Records excerpted from a collection
= Beginning of Section =
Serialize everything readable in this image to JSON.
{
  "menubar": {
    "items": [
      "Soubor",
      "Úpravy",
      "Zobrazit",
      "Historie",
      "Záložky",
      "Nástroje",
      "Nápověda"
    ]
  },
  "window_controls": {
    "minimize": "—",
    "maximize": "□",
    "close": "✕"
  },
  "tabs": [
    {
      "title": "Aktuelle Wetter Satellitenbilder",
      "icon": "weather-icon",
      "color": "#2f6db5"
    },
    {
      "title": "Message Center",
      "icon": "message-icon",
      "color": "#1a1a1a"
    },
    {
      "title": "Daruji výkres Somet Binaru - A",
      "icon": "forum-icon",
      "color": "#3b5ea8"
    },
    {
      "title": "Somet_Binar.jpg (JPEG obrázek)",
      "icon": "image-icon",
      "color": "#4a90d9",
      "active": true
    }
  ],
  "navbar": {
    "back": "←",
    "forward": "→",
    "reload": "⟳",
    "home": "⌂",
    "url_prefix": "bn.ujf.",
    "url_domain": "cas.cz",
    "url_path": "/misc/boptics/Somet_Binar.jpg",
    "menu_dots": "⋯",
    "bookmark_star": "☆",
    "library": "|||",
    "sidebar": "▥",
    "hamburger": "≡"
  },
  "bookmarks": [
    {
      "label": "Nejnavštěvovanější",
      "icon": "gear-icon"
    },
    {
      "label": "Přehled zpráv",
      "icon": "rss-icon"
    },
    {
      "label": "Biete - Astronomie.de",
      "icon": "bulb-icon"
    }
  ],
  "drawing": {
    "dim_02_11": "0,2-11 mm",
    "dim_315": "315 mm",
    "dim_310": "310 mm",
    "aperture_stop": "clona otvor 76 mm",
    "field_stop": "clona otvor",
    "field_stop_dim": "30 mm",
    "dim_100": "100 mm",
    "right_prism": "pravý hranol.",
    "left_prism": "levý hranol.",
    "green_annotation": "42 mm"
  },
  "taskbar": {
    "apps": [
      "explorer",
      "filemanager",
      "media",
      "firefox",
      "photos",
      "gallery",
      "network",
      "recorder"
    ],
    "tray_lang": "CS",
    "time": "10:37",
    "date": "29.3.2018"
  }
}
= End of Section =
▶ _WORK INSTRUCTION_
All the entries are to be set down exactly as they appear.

▶ _ANSWER TO THIS TASK_
Serialize everything readable in this image to JSON.
{
  "menubar": {
    "items": [
      "Soubor",
      "Úpravy",
      "Zobrazit",
      "Historie",
      "Záložky",
      "Nástroje",
      "Nápověda"
    ]
  },
  "window_controls": {
    "minimize": "—",
    "maximize": "□",
    "close": "✕"
  },
  "tabs": [
    {
      "title": "Aktuelle Wetter Satellitenbilder",
      "icon": "weather-icon",
      "color": "#2f6db5"
    },
    {
      "title": "Message Center",
      "icon": "message-icon",
      "color": "#1a1a1a"
    },
    {
      "title": "Daruji výkres Somet Binaru - A",
      "icon": "forum-icon",
      "color": "#3b5ea8"
    },
    {
      "title": "Somet_Binar.jpg (JPEG obrázek)",
      "icon": "image-icon",
      "color": "#4a90d9",
      "active": true
    }
  ],
  "navbar": {
    "back": "←",
    "forward": "→",
    "reload": "⟳",
    "home": "⌂",
    "url_prefix": "bn.ujf.",
    "url_domain": "cas.cz",
    "url_path": "/misc/boptics/Somet_Binar.jpg",
    "menu_dots": "⋯",
    "bookmark_star": "☆",
    "library": "|||",
    "sidebar": "▥",
    "hamburger": "≡"
  },
  "bookmarks": [
    {
      "label": "Nejnavštěvovanější",
      "icon": "gear-icon"
    },
    {
      "label": "Přehled zpráv",
      "icon": "rss-icon"
    },
    {
      "label": "Biete - Astronomie.de",
      "icon": "bulb-icon"
    }
  ],
  "drawing": {
    "dim_02_11": "0,2-11 mm",
    "dim_315": "315 mm",
    "dim_310": "310 mm",
    "aperture_stop": "clona otvor 76 mm",
    "field_stop": "clona otvor",
    "field_stop_dim": "30 mm",
    "dim_100": "100 mm",
    "right_prism": "pravý hranol.",
    "left_prism": "levý hranol.",
    "green_annotation": "42 mm"
  },
  "taskbar": {
    "apps": [
      "explorer",
      "filemanager",
      "media",
      "firefox",
      "photos",
      "gallery",
      "network",
      "recorder"
    ],
    "tray_lang": "CS",
    "time": "10:37",
    "date": "29.3.2018"
  }
}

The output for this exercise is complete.